=== Task prompt ===
Extract each line of the records below that contains the word "views".

START Source material

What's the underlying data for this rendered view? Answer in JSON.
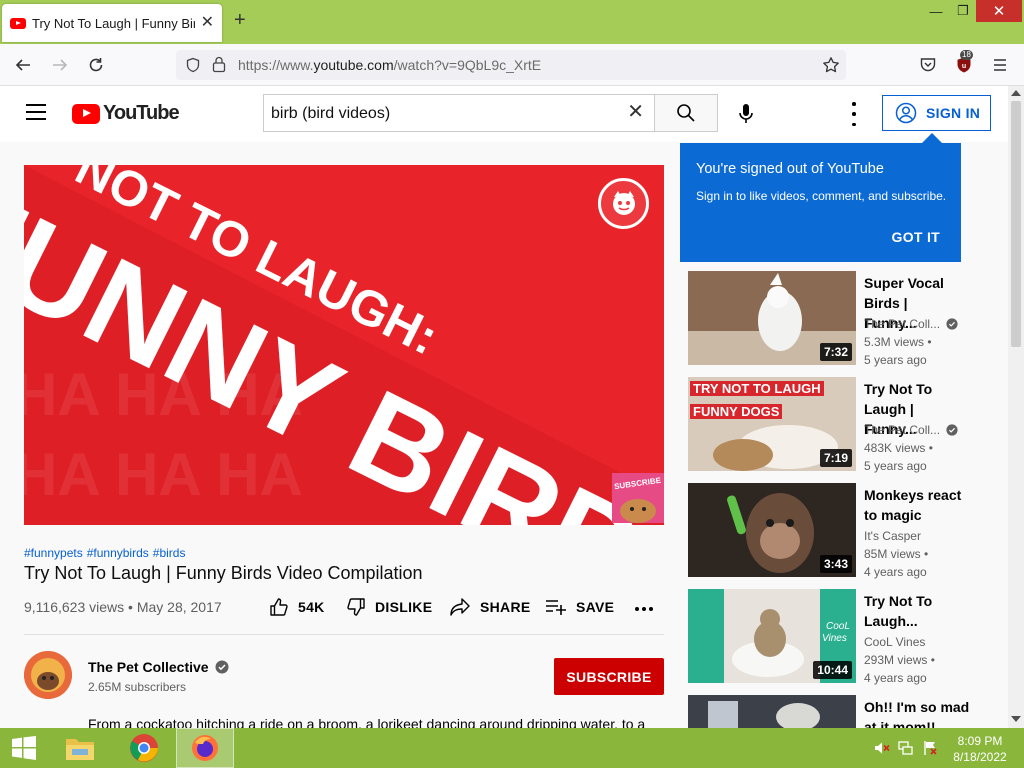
{
  "browser": {
    "tab_title": "Try Not To Laugh | Funny Birds",
    "tab_close": "✕",
    "new_tab": "+",
    "url_prefix": "https://www.",
    "url_domain": "youtube.com",
    "url_path": "/watch?v=9QbL9c_XrtE",
    "extension_badge": "18",
    "window_controls": {
      "minimize": "—",
      "maximize": "❐",
      "close": "✕"
    }
  },
  "youtube": {
    "logo_text": "YouTube",
    "search_value": "birb (bird videos)",
    "search_clear": "✕",
    "signin_label": "SIGN IN",
    "popup": {
      "title": "You're signed out of YouTube",
      "description": "Sign in to like videos, comment, and subscribe.",
      "button": "GOT IT"
    }
  },
  "video": {
    "hashtags": [
      "#funnypets",
      "#funnybirds",
      "#birds"
    ],
    "title": "Try Not To Laugh | Funny Birds Video Compilation",
    "views": "9,116,623 views",
    "date": "May 28, 2017",
    "meta_sep": " • ",
    "likes": "54K",
    "dislike_label": "DISLIKE",
    "share_label": "SHARE",
    "save_label": "SAVE",
    "thumbnail_text": {
      "line1": "NOT TO LAUGH:",
      "line2": "FUNNY BIRD",
      "logo": "THE PET COLLECTIVE",
      "corner": "SUBSCRIBE"
    }
  },
  "channel": {
    "name": "The Pet Collective",
    "subscribers": "2.65M subscribers",
    "subscribe_label": "SUBSCRIBE",
    "description": "From a cockatoo hitching a ride on a broom, a lorikeet dancing around dripping water, to a"
  },
  "recommendations": [
    {
      "title": "Super Vocal Birds | Funny...",
      "channel": "The Pet Coll...",
      "verified": true,
      "views": "5.3M views •",
      "age": "5 years ago",
      "duration": "7:32",
      "thumb_color": "#8a6a52"
    },
    {
      "title": "Try Not To Laugh | Funny...",
      "channel": "The Pet Coll...",
      "verified": true,
      "views": "483K views •",
      "age": "5 years ago",
      "duration": "7:19",
      "thumb_color": "#d9cbbb",
      "thumb_text": [
        "TRY NOT TO LAUGH",
        "FUNNY DOGS"
      ]
    },
    {
      "title": "Monkeys react to magic",
      "channel": "It's Casper",
      "verified": false,
      "views": "85M views •",
      "age": "4 years ago",
      "duration": "3:43",
      "thumb_color": "#5b4637"
    },
    {
      "title": "Try Not To Laugh...",
      "channel": "CooL Vines",
      "verified": false,
      "views": "293M views •",
      "age": "4 years ago",
      "duration": "10:44",
      "thumb_color": "#2bb08f",
      "thumb_text": [
        "CooL",
        "Vines"
      ]
    },
    {
      "title": "Oh!! I'm so mad at it mom!!",
      "channel": "",
      "verified": false,
      "views": "",
      "age": "",
      "duration": "",
      "thumb_color": "#3c4048"
    }
  ],
  "taskbar": {
    "time": "8:09 PM",
    "date": "8/18/2022"
  },
  "colors": {
    "tabbar": "#a4cc56",
    "taskbar": "#8ab63c",
    "youtube_red": "#ff0000",
    "link_blue": "#065fd4",
    "popup_blue": "#0c6ad5",
    "subscribe_red": "#cc0000"
  }
}
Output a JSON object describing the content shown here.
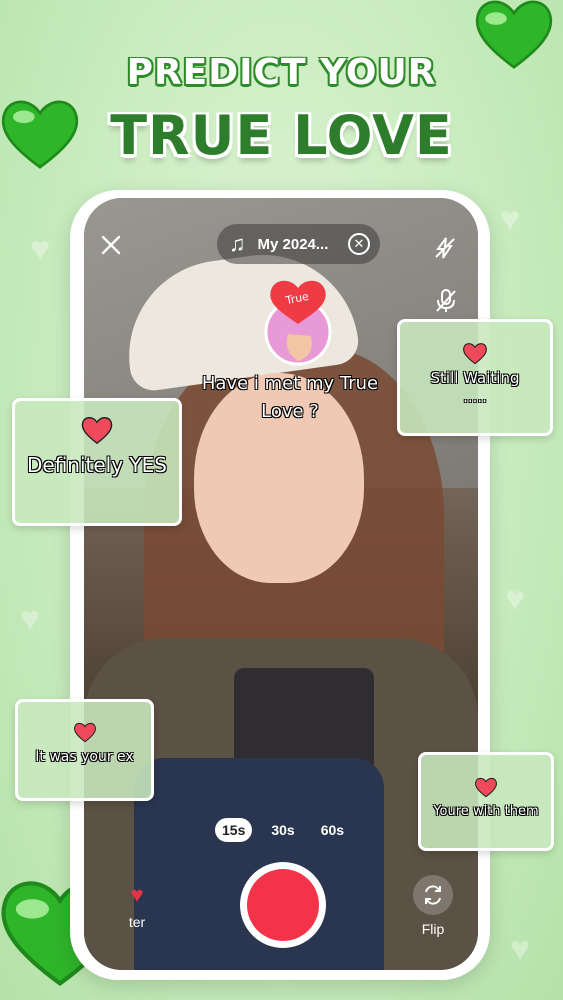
{
  "header": {
    "line1": "PREDICT YOUR",
    "line2": "TRUE LOVE"
  },
  "music": {
    "song": "My 2024..."
  },
  "question": {
    "badge": "True",
    "text": "Have i met my True Love ?"
  },
  "cards": {
    "left_top": "Definitely YES",
    "right_top_line1": "Still Waiting",
    "right_top_line2": ".....",
    "left_bottom": "It was your ex",
    "right_bottom": "Youre with them"
  },
  "durations": [
    "15s",
    "30s",
    "60s"
  ],
  "selected_duration": "15s",
  "controls": {
    "flip_label": "Flip",
    "filter_label_visible": "ter"
  },
  "colors": {
    "accent_green": "#2e7d2c",
    "record_red": "#f2334a",
    "heart_red": "#ef4a5a"
  },
  "icons": [
    "close-icon",
    "music-note-icon",
    "clear-song-icon",
    "flash-off-icon",
    "mic-off-icon",
    "heart-icon",
    "flip-camera-icon",
    "filter-heart-icon"
  ]
}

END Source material

=== Answer for the task ===
    "views": "9,116,623 views",
      "views": "5.3M views •",
      "views": "483K views •",
      "views": "85M views •",
      "views": "293M views •",
      "views": "",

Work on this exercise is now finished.